Cyber war is an imminent threat, the former director of the CIA’s Counterterrorist Center Cofer Black said yesterday during his keynote speech at the Black Hat Security Conference in Las Vegas.
The counterterrorism official who raised the alarm that a major terrorist attack was coming before 9/11 warned conference attendees of the parallels he sees between the terrorist attacks that happened a decade ago and the emerging threats of the current cyber situation.
He urged the security community to pressure and educate government decision makers about the potential event of a cyber war.
Black explained the question of the severity of the threat and those behind it is just as much an issue now as it was in the lead-up to the Sept. 11 attacks. Many of the top decision makers remain ignorant of the threats and how they target major corporations, government agencies and the defense industry.
According to Black, U.S. officials must make cybersecurity a top priority in the national security strategy due to the potential impacts of a Stuxnet cyber attack.
“The Stuxnet attack is the Rubicon of our future,” Black told attendees. “Your world, which people thought was college pranks cubed and squared, has now morphed into physical destruction … from the victim’s view, of a national resource. This is huge.”
Stuxnet’s ability to affect physical infrastructures and assets means it must considered a tool that could be used by terrorists, Black said.

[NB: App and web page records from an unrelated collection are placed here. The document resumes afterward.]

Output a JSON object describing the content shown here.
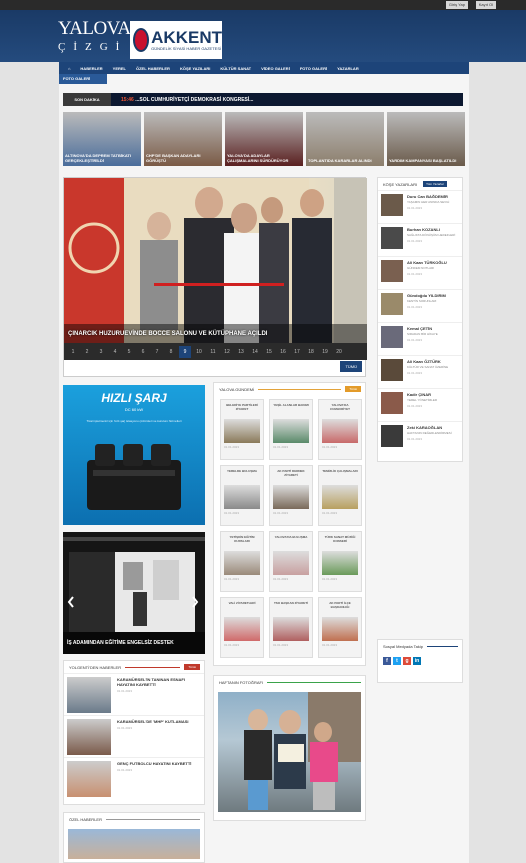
{
  "top": {
    "link1": "Giriş Yap",
    "link2": "Kayıt Ol"
  },
  "logo": {
    "yalova": "YALOVA",
    "cizgi": "ÇİZGİ",
    "akkent": "AKKENT",
    "akkent_sub": "GÜNDELİK SİYASİ HABER GAZETESİ"
  },
  "nav": [
    "⌂",
    "HABERLER",
    "YEREL",
    "ÖZEL HABERLER",
    "KÖŞE YAZILARI",
    "KÜLTÜR SANAT",
    "VİDEO GALERİ",
    "FOTO GALERİ",
    "YAZARLAR"
  ],
  "nav2": "FOTO GALERİ",
  "ticker": {
    "label": "SON DAKİKA",
    "hot": "15:46 ",
    "text": "...SOL CUMHURİYETÇİ DEMOKRASİ KONGRESİ..."
  },
  "headlines": [
    {
      "cap": "ALTINOVA'DA DEPREM TATBİKATI GERÇEKLEŞTİRİLDİ",
      "color": "#4a6d9b"
    },
    {
      "cap": "CHP'DE BAŞKAN ADAYLARI GÖRÜŞTÜ",
      "color": "#7a5a45"
    },
    {
      "cap": "YALOVA'DA ADAYLAR ÇALIŞMALARINI SÜRDÜRÜYOR",
      "color": "#5a2020"
    },
    {
      "cap": "TOPLANTIDA KARARLAR ALINDI",
      "color": "#8c7e6c"
    },
    {
      "cap": "YARDIM KAMPANYASI BAŞLATILDI",
      "color": "#6a5a4a"
    }
  ],
  "slider": {
    "caption": "ÇINARCIK HUZURUEVİNDE BOCCE SALONU VE KÜTÜPHANE AÇILDI",
    "pages": [
      "1",
      "2",
      "3",
      "4",
      "5",
      "6",
      "7",
      "8",
      "9",
      "10",
      "11",
      "12",
      "13",
      "14",
      "15",
      "16",
      "17",
      "18",
      "19",
      "20"
    ],
    "active": "9",
    "all_label": "TÜMÜ"
  },
  "columns": {
    "title": "KÖŞE YAZARLARI",
    "tab": "Tüm Yazarlar",
    "items": [
      {
        "name": "Duru Can BAĞDEMİR",
        "title": "YAŞAMIN HER ANINDA SEVGİ",
        "date": "01.01.2023",
        "color": "#6b5a4a"
      },
      {
        "name": "Burhan KOZANLI",
        "title": "SAĞLIKTA DÖNÜŞÜM HEDEFLERİ",
        "date": "01.01.2023",
        "color": "#4a4a4a"
      },
      {
        "name": "Ali Kaan TÜRKOĞLU",
        "title": "GÜNDEM NOTLARI",
        "date": "01.01.2023",
        "color": "#7a6050"
      },
      {
        "name": "Gündoğdu YILDIRIM",
        "title": "KENTİN SORUNLARI",
        "date": "01.01.2023",
        "color": "#9a8a6a"
      },
      {
        "name": "Kemal ÇETİN",
        "title": "SIRADAN BİR HİKAYE",
        "date": "01.01.2023",
        "color": "#6a6a7a"
      },
      {
        "name": "Ali Kaan ÖZTÜRK",
        "title": "KÜLTÜR VE SANAT ÜZERİNE",
        "date": "01.01.2023",
        "color": "#5a4a3a"
      },
      {
        "name": "Kadir ÇINAR",
        "title": "YEREL YÖNETİMLER",
        "date": "01.01.2023",
        "color": "#8a5a4a"
      },
      {
        "name": "Zeki KARAOĞLAN",
        "title": "HAFTANIN DEĞERLENDİRMESİ",
        "date": "01.01.2023",
        "color": "#3a3a3a"
      }
    ]
  },
  "ad": {
    "title": "HIZLI ŞARJ",
    "sub": "DC 60 kW",
    "desc": "Ticari işletmeniz için hızlı şarj istasyonu çözümleri ve kurulum hizmetleri"
  },
  "video": {
    "caption": "İŞ ADAMINDAN EĞİTİME ENGELSİZ DESTEK"
  },
  "gallery": {
    "title": "YALOVA GÜNDEMİ",
    "tag": "Tümü",
    "cards": [
      {
        "t": "BELEDİYE PARTİLERİ ZİYARET",
        "d": "01.01.2023",
        "c": "#8a7a5a"
      },
      {
        "t": "YEŞİL ALANLAR BAKIMI",
        "d": "01.01.2023",
        "c": "#5a8a6a"
      },
      {
        "t": "YALOVA'DA CUMHURİYET",
        "d": "01.01.2023",
        "c": "#c86a6a"
      },
      {
        "t": "YERELDE BULUŞMA",
        "d": "01.01.2023",
        "c": "#8a8a8a"
      },
      {
        "t": "AK PARTİ DERNEK ZİYARETİ",
        "d": "01.01.2023",
        "c": "#7a6a5a"
      },
      {
        "t": "TEMİZLİK ÇALIŞMALARI",
        "d": "01.01.2023",
        "c": "#b8a060"
      },
      {
        "t": "YETİŞKİN EĞİTİM KURSLARI",
        "d": "01.01.2023",
        "c": "#9a8a7a"
      },
      {
        "t": "YALOVA'DA BULUŞMA",
        "d": "01.01.2023",
        "c": "#c8a0a0"
      },
      {
        "t": "TÜRK SANAT MÜZİĞİ KONSERİ",
        "d": "01.01.2023",
        "c": "#6a9a5a"
      },
      {
        "t": "VALİ ZİYARETLERİ",
        "d": "01.01.2023",
        "c": "#d06a6a"
      },
      {
        "t": "TSO BAŞKAN ZİYARETİ",
        "d": "01.01.2023",
        "c": "#b06060"
      },
      {
        "t": "AK PARTİ İLÇE BAŞKANLIĞI",
        "d": "01.01.2023",
        "c": "#c07050"
      }
    ]
  },
  "news": {
    "title": "YOLGENTİ'DEN HABERLER",
    "tag": "Tümü",
    "items": [
      {
        "t": "KARAMÜRSEL'İN TANINAN ESNAFI HAYATINI KAYBETTİ",
        "d": "01.01.2023",
        "c": "#6a7a8a"
      },
      {
        "t": "KARAMÜRSEL'DE 'MHP' KUTLAMASI",
        "d": "01.01.2023",
        "c": "#7a5a4a"
      },
      {
        "t": "GENÇ FUTBOLCU HAYATINI KAYBETTİ",
        "d": "01.01.2023",
        "c": "#c89070"
      }
    ]
  },
  "photo": {
    "title": "HAFTANIN FOTOĞRAFI"
  },
  "ozel": {
    "title": "ÖZEL HABERLER"
  },
  "social": {
    "title": "Sosyal Medyada Takip",
    "icons": [
      {
        "n": "facebook-icon",
        "c": "#3b5998",
        "g": "f"
      },
      {
        "n": "twitter-icon",
        "c": "#1da1f2",
        "g": "t"
      },
      {
        "n": "google-plus-icon",
        "c": "#dd4b39",
        "g": "g"
      },
      {
        "n": "linkedin-icon",
        "c": "#0077b5",
        "g": "in"
      }
    ]
  }
}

Stuxnet, considered the first known cyber weapon, was found on a computer in Iran in June 2010. The malware targets Siemens industrial software and equipment running on Microsoft Windows.
“We had the Cold War, the global war on terrorism, and now you have the ‘Code War,’ which is your war,” he said during his speech. “Cyber will be a key component of any future conflict, whether it is with a nation state, a rogue state or terrorist groups.”